> [The task]:
Skip any image you find and restate the rest of the data word for word.

Provided information Start Marker

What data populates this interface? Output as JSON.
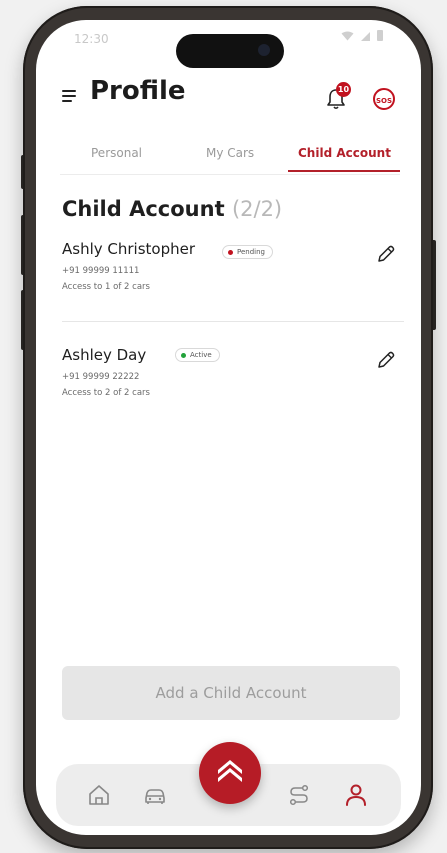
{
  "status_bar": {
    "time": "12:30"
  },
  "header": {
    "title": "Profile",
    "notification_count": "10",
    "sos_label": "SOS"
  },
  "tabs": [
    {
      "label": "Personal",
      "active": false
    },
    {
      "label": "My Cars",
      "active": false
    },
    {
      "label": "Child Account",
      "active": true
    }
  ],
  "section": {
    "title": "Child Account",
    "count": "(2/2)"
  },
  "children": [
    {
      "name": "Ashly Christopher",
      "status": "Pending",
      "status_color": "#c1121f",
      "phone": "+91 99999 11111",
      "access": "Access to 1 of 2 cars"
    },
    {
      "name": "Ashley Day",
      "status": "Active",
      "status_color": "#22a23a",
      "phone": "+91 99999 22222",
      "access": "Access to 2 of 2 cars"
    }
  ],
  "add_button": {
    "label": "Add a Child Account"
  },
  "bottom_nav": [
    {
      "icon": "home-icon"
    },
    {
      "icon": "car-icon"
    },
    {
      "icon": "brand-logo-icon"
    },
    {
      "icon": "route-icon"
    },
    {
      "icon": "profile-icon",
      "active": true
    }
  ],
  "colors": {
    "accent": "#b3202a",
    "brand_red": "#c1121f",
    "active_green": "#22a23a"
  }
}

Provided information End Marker

> [Exercise solution]:
What data populates this interface? Output as JSON.
{
  "status_bar": {
    "time": "12:30"
  },
  "header": {
    "title": "Profile",
    "notification_count": "10",
    "sos_label": "SOS"
  },
  "tabs": [
    {
      "label": "Personal",
      "active": false
    },
    {
      "label": "My Cars",
      "active": false
    },
    {
      "label": "Child Account",
      "active": true
    }
  ],
  "section": {
    "title": "Child Account",
    "count": "(2/2)"
  },
  "children": [
    {
      "name": "Ashly Christopher",
      "status": "Pending",
      "status_color": "#c1121f",
      "phone": "+91 99999 11111",
      "access": "Access to 1 of 2 cars"
    },
    {
      "name": "Ashley Day",
      "status": "Active",
      "status_color": "#22a23a",
      "phone": "+91 99999 22222",
      "access": "Access to 2 of 2 cars"
    }
  ],
  "add_button": {
    "label": "Add a Child Account"
  },
  "bottom_nav": [
    {
      "icon": "home-icon"
    },
    {
      "icon": "car-icon"
    },
    {
      "icon": "brand-logo-icon"
    },
    {
      "icon": "route-icon"
    },
    {
      "icon": "profile-icon",
      "active": true
    }
  ],
  "colors": {
    "accent": "#b3202a",
    "brand_red": "#c1121f",
    "active_green": "#22a23a"
  }
}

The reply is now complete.